The uncontrolled accumulation of debt in developed countries, coupled with increasing social spending and rising climate change costs, is raising concerns among economists about the possibility of a new global financial crisis. According to Reuters, global debt reached a record high of $307 trillion in the first half of the year, with wealthy countries contributing more than 80% of that increase, as reported by the Institute of International Finance. Notably, Western nations such as Britain, the United States, and Italy have national debts that are close to or exceed 100% of their GDP.
Among these countries, the United States, Italy, and the UK are of particular concern, according to a poll of over 20 prominent economists, investors, and former policymakers conducted by Reuters. The US national debt, for instance, increased by more than $500 billion in just 20 days, reaching a total of $33.5 trillion, as revealed by data provided by the Treasury Department.
Peter Praet, the former chief economist at the European Central Bank, warned that many countries are on the verge of a public finances crisis. Praet also highlighted that interest payments on debts are surging due to higher interest rates. This combination of factors, including rising borrowing costs and dwindling central bank support, is creating a fragile economic environment for developed countries, potentially leading to a market rout.
Furthermore, the situation is exacerbated by the surging interest payments on debts, as well as the potential consequences of ongoing conflicts in Ukraine and the Middle East, which could further destabilize the global economy.
Italy’s government debt has exceeded $3 trillion, making it the most indebted country in the Eurozone after Greece and one of the most highly indebted nations in the world. In July, Italy saw its debt risk premium increase as Rome reduced growth and increased budget deficit forecasts.
Claudio Borio, the head of the Bank for International Settlements’ monetary and economic department, stated that government debt trajectories pose significant threats to macroeconomic and financial stability in the long term.
Investors share concerns about uncomfortable debt levels and lack of credibility towards governments’ spending strategies, which could potentially trigger market turmoil. This situation highlights the need for governments to address their debt burdens and regain investor confidence.

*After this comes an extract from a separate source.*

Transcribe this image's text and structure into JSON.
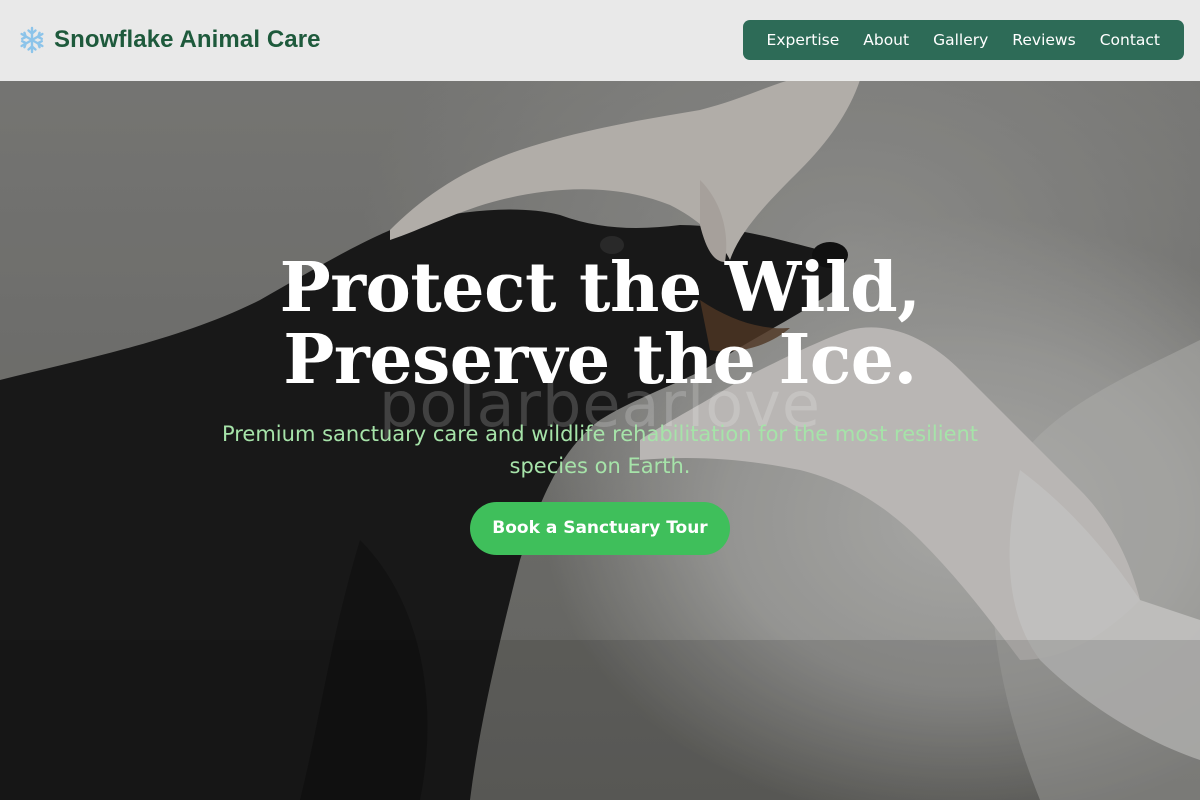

In conclusion, the soaring national debt in developed countries, along with social spending and rising climate change costs, is increasing the risk of a new global financial crisis. Western nations such as the United States, Italy, and the UK are particularly vulnerable, with their national debts approaching or exceeding 100% of their GDP. The fragile economic environment, marked by rising borrowing costs and dwindling central bank support, could lead to a market rout and further exacerbate the challenges facing the global economy. It is crucial for governments to address their debt burdens and instill confidence in their spending strategies to mitigate these risks.